Once Feared on Wall Street, Dodd-Frank’s Watchdog Is in Retreat
(Bloomberg) -- A key response to the 2008 financial crisis was setting up a super-group of regulators to protect the economy from another disastrous crash. But in the Trump era, flagging new dangers has taken a backseat to cutting constraints on business.
The latest blow came Wednesday when the Financial Stability Oversight Council said it no long considered Prudential Financial Inc. so big and complex that the insurer’s failure could trigger a panic.
Prudential was the last non-bank to carry the regulator’s dreaded systemic-risk label, which brings tough oversight and steep compliance costs. When Congress created FSOC through the Dodd-Frank Act, many on Capitol Hill and Wall Street expected it to impose the tag on a number of hedge funds, private-equity firms and insurers. Instead, the watchdog is retreating.

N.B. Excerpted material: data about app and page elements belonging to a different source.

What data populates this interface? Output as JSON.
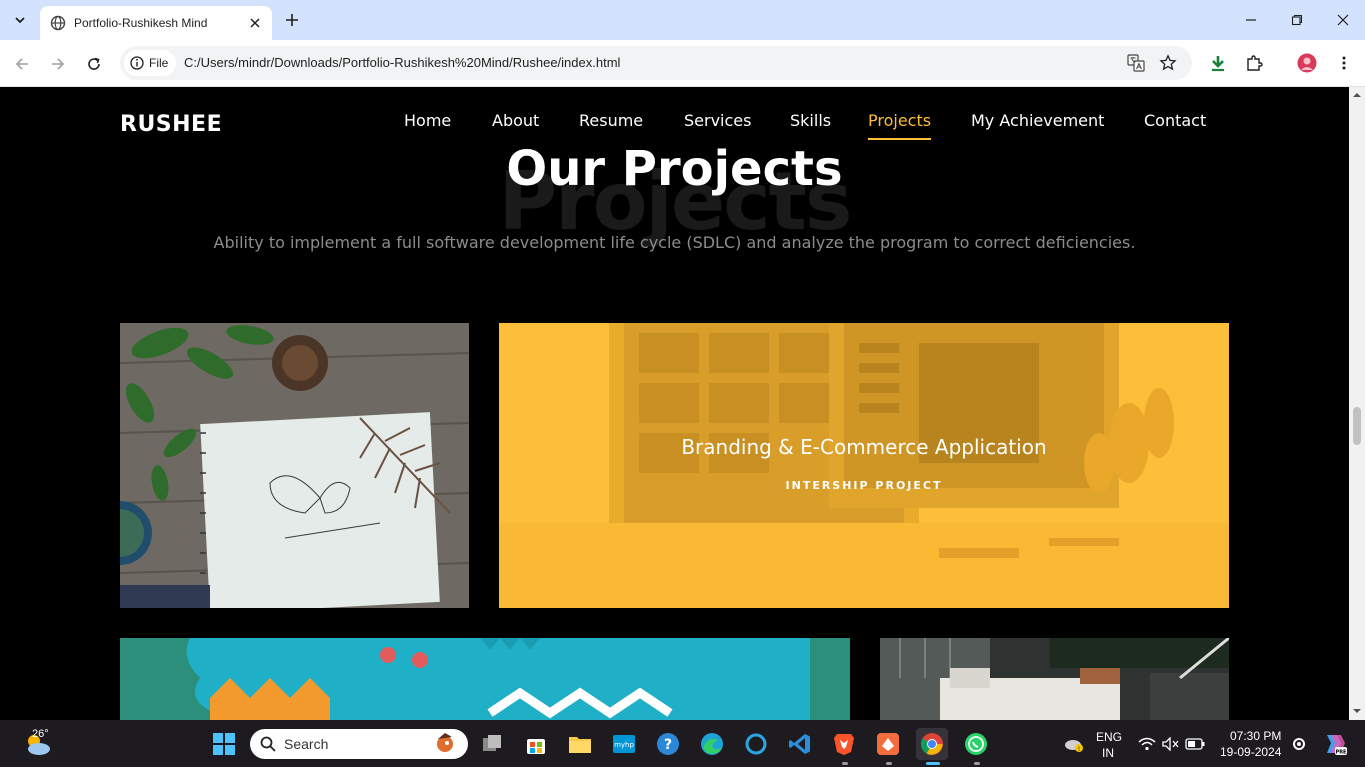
{
  "browser": {
    "tab_title": "Portfolio-Rushikesh Mind",
    "site_info_label": "File",
    "url": "C:/Users/mindr/Downloads/Portfolio-Rushikesh%20Mind/Rushee/index.html"
  },
  "site": {
    "logo": "RUSHEE",
    "nav": [
      "Home",
      "About",
      "Resume",
      "Services",
      "Skills",
      "Projects",
      "My Achievement",
      "Contact"
    ],
    "active_nav": "Projects",
    "accent_color": "#ffbd39"
  },
  "section": {
    "heading_bg": "Projects",
    "heading": "Our Projects",
    "subtitle": "Ability to implement a full software development life cycle (SDLC) and analyze the program to correct deficiencies."
  },
  "projects": [
    {
      "title": "",
      "subtitle": "",
      "image": "sketchbook-butterfly-photo"
    },
    {
      "title": "Branding & E-Commerce Application",
      "subtitle": "INTERSHIP PROJECT",
      "image": "desk-monitors-photo"
    },
    {
      "title": "",
      "subtitle": "",
      "image": "teal-crocodile-paper-art"
    },
    {
      "title": "",
      "subtitle": "",
      "image": "cafe-interior-photo"
    }
  ],
  "taskbar": {
    "weather": "26°",
    "search_placeholder": "Search",
    "language": "ENG",
    "region": "IN",
    "time": "07:30 PM",
    "date": "19-09-2024"
  }
}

Since officials picked by President Donald Trump took the reins, the group has been more focused on making it easier for companies to escape the government’s grip than examining whether additional firms should be tapped. With such an agenda, it seems unlikely that any non-bank giants -- such as Berkshire Hathaway Inc. or BlackRock Inc. -- will be declared systemically important financial institutions anytime soon.
“They made it clear that they didn’t want to designate anyone,” said Marcus Stanley, policy director at Americans for Financial For Financial Reform in Washington.
Despite FSOC’s reluctance, Wall Street retains plenty of systemic-risk labels. That’s because Dodd-Frank automatically slapped JPMorgan Chase & Co., Citigroup Inc., Goldman Sachs Group Inc. and other huge lenders with aggressive Fed supervision and stiff capital rules.
Yet the hesitancy to subject non-banks to added scrutiny comes at a potentially fraught time. Former Federal Reserve Chair Janet Yellen is among those who have raised concerns that some of the riskiest financing of highly indebted companies is being done outside the traditional banking sector. And private-equity firms have seized an increasing share of the lending market.
FSOC members include the heads of the Treasury Department, Fed and Securities and Exchange Commission. Treasury Secretary Steven Mnuchin, who leads the panel, said in a Wednesday statement that the Prudential decision shows “the council has continued to act decisively to remove any designation that is not warranted.” He added that regulators conducted a detailed analysis verifying that the insurer didn’t pose a “significant risk” to financial stability.
Prudential added that it shouldn’t have been labeled a threat in the first place, issuing a statement that said it “never met the standard for designation.”
Other companies have made similar arguments, claiming the process was opaque, inconsistent and even political.
American International Group Inc., which played a central role in the 2008 crisis, got labeled even though it had shrunk after the meltdown. Additional insurers including Prudential and MetLife Inc. that were bigger than AIG also received the tag. But Warren Buffett’s Berkshire and Blackrock, the world’s largest money manager, didn’t.
Last year, Treasury proposed a road map for overhauling FSOC designations that would make it harder to affix the risk tags.
The plan urged the council to focus on how an entire industry might pose risks, rather than prioritizing the dangers presented by specific firms. Labeling companies as systemically important should only be done if the council was certain a firm was likely to get into trouble. The result: More hurdles for a process that had mostly ground to a halt even during the Obama administration.
Craig Phillips, a top Treasury official, said recently that regulators were working on a way to declare specific business activities -- not companies -- as risks.
Such an approach is designed to fail because FSOC has no direct method for regulating activities that set off alarms, Stanley of Americans for Financial Reform argued. He called it “an excuse for doing nothing.”
At the height of its muscle-flexing in the years immediately after the 2008 crisis, FSOC placed Prudential and three other financial titans under heightened Fed oversight: AIG, MetLife and General Electric Co.’s finance arm. Asset managers Blackrock and Pacific Investment Management Co. avoided the risk label after aggressively lobbying agency heads appointed by former President Barack Obama.
Starting in 2016, companies began slipping out of FSOC’s grasp, with GE Capital exiting after selling financial assets and MetLife winning a court battle over its designation. Last year, regulators selected by Trump helped let out AIG.
©2018 Bloomberg L.P.